“Individuals in the Government of Yemen and the coalition, including Saudi Arabia and the United Arab Emirates, may have conducted airstrikes in violation of the principles of distinction, proportionality and precaution, and may have used starvation as a method of warfare, acts that may amount to war crimes,” it said.
German Chancellor Angela Merkel on Wednesday challenged Britain to come up with alternatives to the Irish border backstop within 30 days, but French President Emmanuel Macron cautioned there would be no renegotiation of the Brexit deal. More than three years after the United Kingdom voted to quit the European Union, it is still unclear on what terms – or indeed whether – the bloc’s second largest economy will leave the club it joined in 1973. British Prime Minister Boris Johnson, a Brexiteer who won the premiership a month ago, is betting that the threat of “no-deal” Brexit turmoil will convince Merkel and Macron that the EU should do a last-minute deal to suit his demands. Speaking beside Merkel at the German Chancellery, Johnson repeatedly said that the Irish border backstop – which is a protocol of the Withdrawal Agreement struck by his predecessor Theresa May – needed to be removed in full. “It was said we will probably find a solution in two years. But we could also find one in the next 30 days, why not?” Merkel, Europe’s most powerful leader, said. Johnson confirmed that she had given him 30 days to come up with alternatives and said there was ample scope for a deal. The two leaders had a constructive dinner of tuna, venison and chocolate tart, a British source said. But just an hour after Merkel spoke, Macron said the demands made by Johnson for a renegotiation of the divorce deal, including the removal of the Irish
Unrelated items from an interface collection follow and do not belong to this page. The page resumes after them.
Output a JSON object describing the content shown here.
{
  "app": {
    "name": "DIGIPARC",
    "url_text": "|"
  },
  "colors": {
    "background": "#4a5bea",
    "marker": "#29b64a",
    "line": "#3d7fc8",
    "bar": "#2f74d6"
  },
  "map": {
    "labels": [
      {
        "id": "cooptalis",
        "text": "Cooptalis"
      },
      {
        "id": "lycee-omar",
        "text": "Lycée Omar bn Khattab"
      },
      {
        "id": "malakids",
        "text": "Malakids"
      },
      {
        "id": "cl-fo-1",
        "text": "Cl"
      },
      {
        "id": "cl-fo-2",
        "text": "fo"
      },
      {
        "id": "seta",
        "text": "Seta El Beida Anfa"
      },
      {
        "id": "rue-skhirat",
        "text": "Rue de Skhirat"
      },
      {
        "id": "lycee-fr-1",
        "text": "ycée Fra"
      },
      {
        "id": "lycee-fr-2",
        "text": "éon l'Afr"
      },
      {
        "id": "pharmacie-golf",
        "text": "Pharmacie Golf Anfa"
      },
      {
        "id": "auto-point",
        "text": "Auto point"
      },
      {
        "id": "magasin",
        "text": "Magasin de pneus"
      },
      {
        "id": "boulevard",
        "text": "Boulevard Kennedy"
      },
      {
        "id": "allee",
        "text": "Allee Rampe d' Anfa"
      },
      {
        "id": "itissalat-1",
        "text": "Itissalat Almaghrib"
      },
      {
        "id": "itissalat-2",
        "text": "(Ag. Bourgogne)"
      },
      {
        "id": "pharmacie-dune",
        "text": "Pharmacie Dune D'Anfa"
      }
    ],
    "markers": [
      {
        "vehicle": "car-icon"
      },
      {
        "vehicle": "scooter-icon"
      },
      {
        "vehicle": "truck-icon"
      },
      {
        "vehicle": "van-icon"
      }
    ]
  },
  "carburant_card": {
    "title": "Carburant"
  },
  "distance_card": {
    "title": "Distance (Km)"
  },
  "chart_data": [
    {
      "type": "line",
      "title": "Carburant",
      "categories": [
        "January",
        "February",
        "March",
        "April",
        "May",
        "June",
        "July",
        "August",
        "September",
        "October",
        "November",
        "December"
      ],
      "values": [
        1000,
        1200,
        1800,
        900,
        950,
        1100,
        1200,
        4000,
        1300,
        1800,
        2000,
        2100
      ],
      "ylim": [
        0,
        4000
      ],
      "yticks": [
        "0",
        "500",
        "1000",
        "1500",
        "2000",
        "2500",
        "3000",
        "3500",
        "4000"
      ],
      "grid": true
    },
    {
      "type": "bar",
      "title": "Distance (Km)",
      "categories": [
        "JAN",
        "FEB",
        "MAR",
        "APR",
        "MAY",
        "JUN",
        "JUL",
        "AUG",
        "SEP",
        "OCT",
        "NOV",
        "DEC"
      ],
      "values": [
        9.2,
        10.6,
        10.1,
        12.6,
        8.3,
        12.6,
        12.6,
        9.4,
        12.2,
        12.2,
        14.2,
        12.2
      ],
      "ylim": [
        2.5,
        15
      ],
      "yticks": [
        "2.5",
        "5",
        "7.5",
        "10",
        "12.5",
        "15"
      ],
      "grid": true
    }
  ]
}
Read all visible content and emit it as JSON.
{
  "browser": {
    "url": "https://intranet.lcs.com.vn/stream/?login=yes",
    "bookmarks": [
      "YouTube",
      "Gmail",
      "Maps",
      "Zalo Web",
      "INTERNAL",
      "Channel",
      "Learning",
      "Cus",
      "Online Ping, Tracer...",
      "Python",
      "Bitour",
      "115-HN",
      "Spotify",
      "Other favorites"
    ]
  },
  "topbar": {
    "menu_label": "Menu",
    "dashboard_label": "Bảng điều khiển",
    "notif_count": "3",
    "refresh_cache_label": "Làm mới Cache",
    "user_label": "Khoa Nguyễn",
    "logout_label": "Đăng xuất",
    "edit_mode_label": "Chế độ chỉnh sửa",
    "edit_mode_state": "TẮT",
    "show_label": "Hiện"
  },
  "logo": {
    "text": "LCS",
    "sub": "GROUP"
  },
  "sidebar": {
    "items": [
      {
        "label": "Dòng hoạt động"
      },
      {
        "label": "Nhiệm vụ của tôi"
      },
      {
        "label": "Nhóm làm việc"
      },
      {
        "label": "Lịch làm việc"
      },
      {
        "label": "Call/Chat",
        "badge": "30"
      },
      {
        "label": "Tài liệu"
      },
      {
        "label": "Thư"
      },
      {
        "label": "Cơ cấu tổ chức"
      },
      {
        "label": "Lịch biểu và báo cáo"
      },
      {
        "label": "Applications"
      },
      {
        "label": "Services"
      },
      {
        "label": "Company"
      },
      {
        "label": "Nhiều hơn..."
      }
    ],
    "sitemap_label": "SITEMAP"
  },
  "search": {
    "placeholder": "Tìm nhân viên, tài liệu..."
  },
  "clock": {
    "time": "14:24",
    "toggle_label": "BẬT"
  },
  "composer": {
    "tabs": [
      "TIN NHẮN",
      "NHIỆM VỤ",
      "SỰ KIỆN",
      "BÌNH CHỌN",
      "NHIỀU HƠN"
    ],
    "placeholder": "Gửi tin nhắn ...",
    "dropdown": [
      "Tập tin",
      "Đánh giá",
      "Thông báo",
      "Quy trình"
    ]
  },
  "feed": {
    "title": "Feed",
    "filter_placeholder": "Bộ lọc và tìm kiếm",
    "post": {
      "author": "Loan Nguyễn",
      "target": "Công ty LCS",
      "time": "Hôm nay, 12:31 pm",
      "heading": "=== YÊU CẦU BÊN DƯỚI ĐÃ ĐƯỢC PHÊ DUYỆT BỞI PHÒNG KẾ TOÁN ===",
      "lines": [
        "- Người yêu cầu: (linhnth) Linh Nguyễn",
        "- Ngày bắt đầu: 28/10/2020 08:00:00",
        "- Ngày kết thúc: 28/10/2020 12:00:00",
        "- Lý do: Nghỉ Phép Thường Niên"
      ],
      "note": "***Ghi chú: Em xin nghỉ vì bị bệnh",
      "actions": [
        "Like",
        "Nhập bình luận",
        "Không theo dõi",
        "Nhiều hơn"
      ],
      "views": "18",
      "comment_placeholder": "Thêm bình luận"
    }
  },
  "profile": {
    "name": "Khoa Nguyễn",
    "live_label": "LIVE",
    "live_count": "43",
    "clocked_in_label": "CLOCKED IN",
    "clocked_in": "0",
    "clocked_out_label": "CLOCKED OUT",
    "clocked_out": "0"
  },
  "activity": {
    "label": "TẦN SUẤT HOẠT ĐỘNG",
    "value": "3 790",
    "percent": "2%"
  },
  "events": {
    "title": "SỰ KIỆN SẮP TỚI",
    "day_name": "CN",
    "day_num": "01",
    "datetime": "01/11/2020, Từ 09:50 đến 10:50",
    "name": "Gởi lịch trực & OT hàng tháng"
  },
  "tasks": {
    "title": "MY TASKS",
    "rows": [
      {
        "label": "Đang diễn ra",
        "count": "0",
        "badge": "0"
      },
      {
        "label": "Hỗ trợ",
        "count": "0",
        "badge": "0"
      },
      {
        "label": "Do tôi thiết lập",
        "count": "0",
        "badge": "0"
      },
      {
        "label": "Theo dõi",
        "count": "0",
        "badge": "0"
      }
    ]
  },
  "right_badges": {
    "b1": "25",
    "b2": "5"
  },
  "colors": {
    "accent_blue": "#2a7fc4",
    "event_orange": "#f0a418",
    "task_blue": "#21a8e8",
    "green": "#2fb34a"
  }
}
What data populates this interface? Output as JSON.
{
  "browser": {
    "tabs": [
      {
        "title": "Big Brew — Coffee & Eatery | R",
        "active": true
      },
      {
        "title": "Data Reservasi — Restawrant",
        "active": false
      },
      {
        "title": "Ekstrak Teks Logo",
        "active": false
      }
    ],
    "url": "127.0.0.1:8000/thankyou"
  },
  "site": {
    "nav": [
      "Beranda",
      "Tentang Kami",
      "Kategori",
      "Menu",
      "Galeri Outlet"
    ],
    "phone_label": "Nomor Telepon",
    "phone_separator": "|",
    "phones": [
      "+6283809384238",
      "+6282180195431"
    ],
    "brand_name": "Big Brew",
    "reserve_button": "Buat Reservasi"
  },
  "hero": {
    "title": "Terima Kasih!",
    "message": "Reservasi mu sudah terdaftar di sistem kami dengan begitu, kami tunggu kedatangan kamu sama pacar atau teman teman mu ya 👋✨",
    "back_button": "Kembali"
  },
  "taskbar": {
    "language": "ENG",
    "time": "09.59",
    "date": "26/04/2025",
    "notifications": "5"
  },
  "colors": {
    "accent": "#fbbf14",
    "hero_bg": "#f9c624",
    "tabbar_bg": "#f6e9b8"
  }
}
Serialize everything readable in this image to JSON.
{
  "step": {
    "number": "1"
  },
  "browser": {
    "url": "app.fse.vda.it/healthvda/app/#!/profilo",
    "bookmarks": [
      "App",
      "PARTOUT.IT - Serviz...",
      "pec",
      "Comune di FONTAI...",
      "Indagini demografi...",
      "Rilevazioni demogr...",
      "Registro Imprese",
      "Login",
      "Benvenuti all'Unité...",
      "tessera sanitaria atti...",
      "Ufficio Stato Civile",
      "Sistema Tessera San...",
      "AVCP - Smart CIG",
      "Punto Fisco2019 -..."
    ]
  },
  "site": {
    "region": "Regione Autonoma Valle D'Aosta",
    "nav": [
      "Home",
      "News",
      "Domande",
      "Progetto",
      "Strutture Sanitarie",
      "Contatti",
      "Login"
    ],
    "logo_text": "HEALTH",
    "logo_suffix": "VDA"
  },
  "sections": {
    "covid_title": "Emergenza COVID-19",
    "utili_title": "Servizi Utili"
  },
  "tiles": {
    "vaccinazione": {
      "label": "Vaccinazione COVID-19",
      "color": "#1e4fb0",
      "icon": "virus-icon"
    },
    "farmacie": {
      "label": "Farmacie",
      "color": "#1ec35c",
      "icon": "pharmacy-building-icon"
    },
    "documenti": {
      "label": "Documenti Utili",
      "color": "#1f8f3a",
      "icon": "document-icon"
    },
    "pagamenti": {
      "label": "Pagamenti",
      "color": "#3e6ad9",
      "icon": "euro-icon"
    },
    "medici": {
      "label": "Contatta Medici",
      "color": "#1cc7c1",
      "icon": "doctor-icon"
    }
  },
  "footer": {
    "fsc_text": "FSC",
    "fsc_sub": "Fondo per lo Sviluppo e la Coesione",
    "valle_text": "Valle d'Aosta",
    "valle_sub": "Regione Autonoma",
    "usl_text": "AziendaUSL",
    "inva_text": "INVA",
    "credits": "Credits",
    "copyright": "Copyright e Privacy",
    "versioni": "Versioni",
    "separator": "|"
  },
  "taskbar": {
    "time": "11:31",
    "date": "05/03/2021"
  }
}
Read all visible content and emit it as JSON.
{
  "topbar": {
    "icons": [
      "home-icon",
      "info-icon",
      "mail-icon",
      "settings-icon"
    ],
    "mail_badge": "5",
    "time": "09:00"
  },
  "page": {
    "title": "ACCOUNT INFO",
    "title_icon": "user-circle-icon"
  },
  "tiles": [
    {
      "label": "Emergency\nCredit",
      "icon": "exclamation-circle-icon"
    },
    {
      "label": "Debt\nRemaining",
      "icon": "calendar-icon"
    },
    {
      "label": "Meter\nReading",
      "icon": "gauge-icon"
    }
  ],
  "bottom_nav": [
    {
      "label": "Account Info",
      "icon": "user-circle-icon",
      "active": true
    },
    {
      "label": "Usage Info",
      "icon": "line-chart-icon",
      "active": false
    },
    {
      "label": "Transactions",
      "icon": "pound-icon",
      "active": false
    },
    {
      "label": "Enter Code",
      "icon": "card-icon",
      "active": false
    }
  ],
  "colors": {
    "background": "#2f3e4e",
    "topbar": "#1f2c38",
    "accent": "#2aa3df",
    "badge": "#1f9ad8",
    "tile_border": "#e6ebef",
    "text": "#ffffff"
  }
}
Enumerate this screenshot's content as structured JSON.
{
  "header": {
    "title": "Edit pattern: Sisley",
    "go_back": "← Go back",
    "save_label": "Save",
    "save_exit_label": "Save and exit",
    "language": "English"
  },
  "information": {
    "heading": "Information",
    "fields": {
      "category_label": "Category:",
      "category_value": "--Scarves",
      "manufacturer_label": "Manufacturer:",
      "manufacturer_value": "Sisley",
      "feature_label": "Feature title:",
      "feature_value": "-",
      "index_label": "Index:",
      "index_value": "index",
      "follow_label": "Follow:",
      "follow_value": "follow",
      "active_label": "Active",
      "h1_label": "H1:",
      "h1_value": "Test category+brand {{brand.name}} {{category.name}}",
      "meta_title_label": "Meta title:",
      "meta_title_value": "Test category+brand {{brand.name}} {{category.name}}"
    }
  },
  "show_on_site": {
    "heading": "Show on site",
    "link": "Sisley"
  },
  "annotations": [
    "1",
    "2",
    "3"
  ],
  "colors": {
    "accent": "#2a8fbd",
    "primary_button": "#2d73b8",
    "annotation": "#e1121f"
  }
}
Christine Lagarde will raise the profile of the European Central Bank, making it a more politically-savvy institution that takes its message directly to the people. However policy innovation, the trademark of her predecessor, may be relegated. In return, Lagarde may be able to use her considerable diplomatic skills to persuade Germany to help temper a euro zone slow-down by raising its spending levels – a feat outgoing ECB chief Mario Draghi failed to achieve. Facing a protracted crisis, Draghi and his team of highly-trained monetary policy-makers have essentially devised the world’s biggest experiment in unconventional policy over the last five years. Weak growth suggests the stimulus path must be pursued, even as the limits of its existing tools are nearing. With little training or experience in monetary policy, Lagarde, who takes over from Mario Draghi on Nov 1, will be the arbiter and not the driver of the policy innovation that is now needed, putting a greater burden on Philip Lane, the ECB’s new chief economist, and the bank’s staff. “The question is whether the monetary policy brain drain with the departures of (former chief economist) Peter Praet, (former vice president) Vitor Constancio and Mario Draghi will be equally replaced or whether Philip Lane might soon be the last pragmatic monetary economist standing in the ECB’s Executive Board,” ING economist Carsten Brzeski said. Draghi, himself a PhD economist who wrote a dissertation at the Massachusetts Institute of Technology (MTI) on economic theory and its application, has in contrast been the
Libyan commander Khalifa Hifter said in a meeting on Wednesday with French President Emmanuel Macron that he cannot work toward a cease-fire because he has no one with whom to negotiate. Hifter opened a military offensive on the Libyan capital of Tripoli in early April despite commitments to move toward elections in the North African country. Libya is divided between Khalifa Hifter, whose self-styled Libyan National Army controls the east and much of the south, and Libyan Prime Minister Fayez Sarraj, who runs the U.N.-supported but weak government in Tripoli. During a more than hour-long closed door meeting, Macron asked Hifter to work toward a cease-fire and a return to the political process, according to a statement from Macron’s office. When the question of a cease-fire is put on the table, “the reaction of … Hifter is ‘with whom can I negotiate a ceasefire today?’ ” an official of the presidential Elysee Palace said. Hifter considers the Sarraj government is being eaten from within by armed militias and considers “it’s not for him (Hifter) to negotiate with representatives of these militias,” the official said. The official wasn’t authorized to speak publicly about the delicate talks and asked to remain anonymous. The closed-door meeting came two weeks after Macron hosted Libya’s struggling U.N.-backed prime minister, who has denounced Hifter’s offensive as an attempted coup. Macron’s office has expressed support for Sarraj. The official rejected claims that France is secretly backing Hifter, saying that France is trying “to create a dynamic” between